══ Data listing ══

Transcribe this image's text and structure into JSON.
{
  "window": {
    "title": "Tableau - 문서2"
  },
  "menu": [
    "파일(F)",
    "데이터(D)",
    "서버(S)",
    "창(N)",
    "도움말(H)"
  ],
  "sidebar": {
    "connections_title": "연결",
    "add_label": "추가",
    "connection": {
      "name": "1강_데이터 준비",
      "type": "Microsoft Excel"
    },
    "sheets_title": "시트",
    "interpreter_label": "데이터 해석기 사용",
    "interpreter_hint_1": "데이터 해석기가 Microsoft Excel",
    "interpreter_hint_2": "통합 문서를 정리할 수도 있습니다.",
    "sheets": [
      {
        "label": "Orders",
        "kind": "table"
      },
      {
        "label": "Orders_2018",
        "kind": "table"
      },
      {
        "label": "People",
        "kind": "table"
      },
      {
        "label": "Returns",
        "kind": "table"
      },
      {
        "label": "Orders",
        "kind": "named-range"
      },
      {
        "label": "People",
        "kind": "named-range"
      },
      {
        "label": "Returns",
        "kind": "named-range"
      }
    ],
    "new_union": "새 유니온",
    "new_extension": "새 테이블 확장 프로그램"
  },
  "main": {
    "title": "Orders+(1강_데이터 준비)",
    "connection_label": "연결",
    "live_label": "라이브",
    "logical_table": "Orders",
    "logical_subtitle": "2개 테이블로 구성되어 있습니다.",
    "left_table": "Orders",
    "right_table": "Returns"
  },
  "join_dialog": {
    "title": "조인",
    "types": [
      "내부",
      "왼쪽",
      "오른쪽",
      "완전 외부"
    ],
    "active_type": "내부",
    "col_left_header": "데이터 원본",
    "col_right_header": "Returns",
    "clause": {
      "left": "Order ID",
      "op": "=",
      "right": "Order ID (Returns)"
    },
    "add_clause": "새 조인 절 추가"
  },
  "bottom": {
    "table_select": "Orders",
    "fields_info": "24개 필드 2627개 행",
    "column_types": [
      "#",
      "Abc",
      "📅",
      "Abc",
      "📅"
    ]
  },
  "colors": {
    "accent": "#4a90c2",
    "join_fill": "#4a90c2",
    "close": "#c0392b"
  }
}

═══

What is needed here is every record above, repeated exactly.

Transcribe this image's text and structure into JSON.
{
  "window": {
    "title": "Tableau - 문서2"
  },
  "menu": [
    "파일(F)",
    "데이터(D)",
    "서버(S)",
    "창(N)",
    "도움말(H)"
  ],
  "sidebar": {
    "connections_title": "연결",
    "add_label": "추가",
    "connection": {
      "name": "1강_데이터 준비",
      "type": "Microsoft Excel"
    },
    "sheets_title": "시트",
    "interpreter_label": "데이터 해석기 사용",
    "interpreter_hint_1": "데이터 해석기가 Microsoft Excel",
    "interpreter_hint_2": "통합 문서를 정리할 수도 있습니다.",
    "sheets": [
      {
        "label": "Orders",
        "kind": "table"
      },
      {
        "label": "Orders_2018",
        "kind": "table"
      },
      {
        "label": "People",
        "kind": "table"
      },
      {
        "label": "Returns",
        "kind": "table"
      },
      {
        "label": "Orders",
        "kind": "named-range"
      },
      {
        "label": "People",
        "kind": "named-range"
      },
      {
        "label": "Returns",
        "kind": "named-range"
      }
    ],
    "new_union": "새 유니온",
    "new_extension": "새 테이블 확장 프로그램"
  },
  "main": {
    "title": "Orders+(1강_데이터 준비)",
    "connection_label": "연결",
    "live_label": "라이브",
    "logical_table": "Orders",
    "logical_subtitle": "2개 테이블로 구성되어 있습니다.",
    "left_table": "Orders",
    "right_table": "Returns"
  },
  "join_dialog": {
    "title": "조인",
    "types": [
      "내부",
      "왼쪽",
      "오른쪽",
      "완전 외부"
    ],
    "active_type": "내부",
    "col_left_header": "데이터 원본",
    "col_right_header": "Returns",
    "clause": {
      "left": "Order ID",
      "op": "=",
      "right": "Order ID (Returns)"
    },
    "add_clause": "새 조인 절 추가"
  },
  "bottom": {
    "table_select": "Orders",
    "fields_info": "24개 필드 2627개 행",
    "column_types": [
      "#",
      "Abc",
      "📅",
      "Abc",
      "📅"
    ]
  },
  "colors": {
    "accent": "#4a90c2",
    "join_fill": "#4a90c2",
    "close": "#c0392b"
  }
}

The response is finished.